WORK ORDER:
Within the listing below, filter for "Board" and copy every matching line.

RECORDS PROVIDED:
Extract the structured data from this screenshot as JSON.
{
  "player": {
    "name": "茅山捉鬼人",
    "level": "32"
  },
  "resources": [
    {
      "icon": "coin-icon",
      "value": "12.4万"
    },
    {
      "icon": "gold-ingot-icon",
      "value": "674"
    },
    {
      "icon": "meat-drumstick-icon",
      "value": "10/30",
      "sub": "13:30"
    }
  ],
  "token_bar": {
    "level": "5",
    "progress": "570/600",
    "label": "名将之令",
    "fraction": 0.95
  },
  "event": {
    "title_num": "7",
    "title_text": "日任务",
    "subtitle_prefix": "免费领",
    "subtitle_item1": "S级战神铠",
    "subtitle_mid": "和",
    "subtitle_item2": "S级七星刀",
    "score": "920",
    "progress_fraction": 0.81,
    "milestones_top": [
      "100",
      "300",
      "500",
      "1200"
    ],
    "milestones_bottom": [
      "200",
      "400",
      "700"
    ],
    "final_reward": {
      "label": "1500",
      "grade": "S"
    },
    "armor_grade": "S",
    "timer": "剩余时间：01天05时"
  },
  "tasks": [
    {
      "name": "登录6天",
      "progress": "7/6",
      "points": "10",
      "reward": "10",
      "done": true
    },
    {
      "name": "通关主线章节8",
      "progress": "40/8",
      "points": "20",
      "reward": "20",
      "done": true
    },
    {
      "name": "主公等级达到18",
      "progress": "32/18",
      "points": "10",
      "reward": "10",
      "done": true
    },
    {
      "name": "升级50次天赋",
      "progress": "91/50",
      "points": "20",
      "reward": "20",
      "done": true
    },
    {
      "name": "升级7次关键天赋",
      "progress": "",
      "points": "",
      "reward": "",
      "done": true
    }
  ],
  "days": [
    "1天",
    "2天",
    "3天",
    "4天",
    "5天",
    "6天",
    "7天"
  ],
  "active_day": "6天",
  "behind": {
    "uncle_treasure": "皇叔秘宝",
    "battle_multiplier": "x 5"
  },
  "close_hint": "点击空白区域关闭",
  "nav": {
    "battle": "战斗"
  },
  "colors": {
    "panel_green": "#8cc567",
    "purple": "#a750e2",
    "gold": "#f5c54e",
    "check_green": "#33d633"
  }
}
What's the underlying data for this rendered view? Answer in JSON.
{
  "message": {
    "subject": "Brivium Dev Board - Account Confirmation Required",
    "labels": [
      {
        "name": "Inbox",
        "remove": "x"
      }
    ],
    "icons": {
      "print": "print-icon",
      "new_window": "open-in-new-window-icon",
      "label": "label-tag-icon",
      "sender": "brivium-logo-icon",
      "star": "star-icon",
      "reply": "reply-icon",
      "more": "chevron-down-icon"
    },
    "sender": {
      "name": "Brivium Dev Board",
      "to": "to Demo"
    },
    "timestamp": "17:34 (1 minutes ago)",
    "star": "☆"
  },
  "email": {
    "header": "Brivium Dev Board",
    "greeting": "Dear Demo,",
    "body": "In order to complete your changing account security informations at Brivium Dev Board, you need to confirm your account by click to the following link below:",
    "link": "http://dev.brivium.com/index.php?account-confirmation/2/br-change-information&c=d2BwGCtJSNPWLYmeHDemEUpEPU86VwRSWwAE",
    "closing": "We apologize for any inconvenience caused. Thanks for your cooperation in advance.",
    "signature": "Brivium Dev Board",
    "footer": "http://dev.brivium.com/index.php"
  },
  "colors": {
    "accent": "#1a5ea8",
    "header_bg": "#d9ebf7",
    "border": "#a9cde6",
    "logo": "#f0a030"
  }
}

SOLUTION FOR THIS PROBLEM:
    "subject": "Brivium Dev Board - Account Confirmation Required",
      "name": "Brivium Dev Board",
    "header": "Brivium Dev Board",
    "body": "In order to complete your changing account security informations at Brivium Dev Board, you need to confirm your account by click to the following link below:",
    "signature": "Brivium Dev Board",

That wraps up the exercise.